The importance attached to common ownership in socialist thought derived from the association of ownership with the distribution of wealth and power. Changing ownership was the key to economic and social transformation. The main challenge to this perspective came from social democrats who downplayed the importance of changing ownership for realizing socialist goals. One reason for this change was the success of Keynesianism in offering governments a technique for managing capitalism without taking industry into public ownership.footnote3 A second was the trend towards the separation of ownership and control in capitalist firms, first noted by Marx and analyzed in the 1930s by Berle and Means, which appeared to make legal ownership much less significant.footnote4

In the last twenty years regimes based on central planning have collapsed, state ownership has been in retreat, and even Keynesianism has been widely discredited as a reliable tool for steering capitalist economies. The Left has been widely perceived to be bereft of clear ideas or direction in its economic thinking. Faith in nationalization to deliver either efficiency or social justice has withered, while Keynesianism is no longer thought capable of guaranteeing full employment and prosperity or underpinning a redistributive welfare state. Privatization and deregulated markets rule in their place.

The rebuilding of a political economy for the Left has to come to terms with these developments and needs to reassess the nature of ownership in modern capitalist economies. There is a strong case for experiments with new forms of common ownership, and a need for the Left to restate the case for some forms of public ownership, but even more important is the need for the Left to develop a distinctive approach to private ownership. It is with this second agenda that this article is concerned.

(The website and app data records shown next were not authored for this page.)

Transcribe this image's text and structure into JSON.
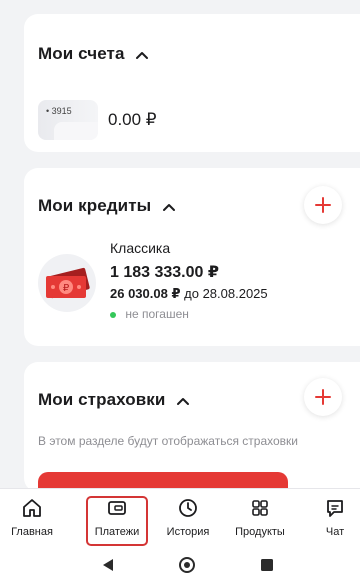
{
  "accounts": {
    "title": "Мои счета",
    "card_number": "• 3915",
    "balance": "0.00 ₽"
  },
  "credits": {
    "title": "Мои кредиты",
    "item": {
      "name": "Классика",
      "amount": "1 183 333.00 ₽",
      "payment": "26 030.08 ₽",
      "payment_due_prefix": "до",
      "payment_due_date": "28.08.2025",
      "status": "не погашен"
    }
  },
  "insurance": {
    "title": "Мои страховки",
    "empty_text": "В этом разделе будут отображаться страховки"
  },
  "nav": {
    "items": [
      {
        "label": "Главная",
        "icon": "home-icon"
      },
      {
        "label": "Платежи",
        "icon": "wallet-icon"
      },
      {
        "label": "История",
        "icon": "clock-icon"
      },
      {
        "label": "Продукты",
        "icon": "grid-icon"
      },
      {
        "label": "Чат",
        "icon": "chat-icon"
      }
    ],
    "active_index": 1
  },
  "colors": {
    "accent": "#e53935",
    "status_active": "#34c759",
    "background": "#f2f3f5"
  }
}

In Britain there has long been a revisionist strand in the Labour Party which has rejected the traditional commitment to common ownership, but it has been generally uninterested in the question of private ownership. Similarly New Labour’s decision to redraft Clause iv of the Party constitution and drop the commitment to common ownership only reflected what had long been the Party’s practice,footnote5 but it was not accompanied by any acknowledgement of the need to rethink other forms of ownership. Marxists have rightly continued to emphasize the importance of ownership for a left political economy but have generally failed to perceive the potential of new forms of private ownership, and have continued to think exclusively in terms of common ownership, while social democrats have rejected common ownership, but also the Marxist insight that ownership matters vitally to the way in which economies perform. This combination has been disabling and has led to a lack of clear thinking about how to pursue egalitarian objectives within a market economy.

In this article, we argue that the project of an egalitarian market economy should be the foundation of left political economy. In recent years some intellectuals on the Left have supported the role of markets as a (comparatively) efficient mechanism for allocating scarce resources but argue that this should still be combined with full public ownership of productive assets. Such proposals would not however realize the full potential of an egalitarian market economy. We argue that, in seeking to pursue efficiency and greater equality, a left programme should promote the broadest possible individual ownership of productive assets as well as new collective ways of monitoring and controlling the ways in which they are managed.

Such a programme combines a baseline approach to distributive justice and an associative approach to the exercise of rights of control over productive assets, involving new roles for firms, unions, pension funds and other organizations. Within a baseline approach, priority would be given to the initial endowments of resources and capacities of individuals rather than final outcomes. It implies a starting-gate rather than end-state approach to redistribution. The aim is to ensure that in resource terms everyone has a baseline level of income and wealth. Such redistribution could be achieved through a wide variety of measures to provide a basic income and spread the possession of wealth.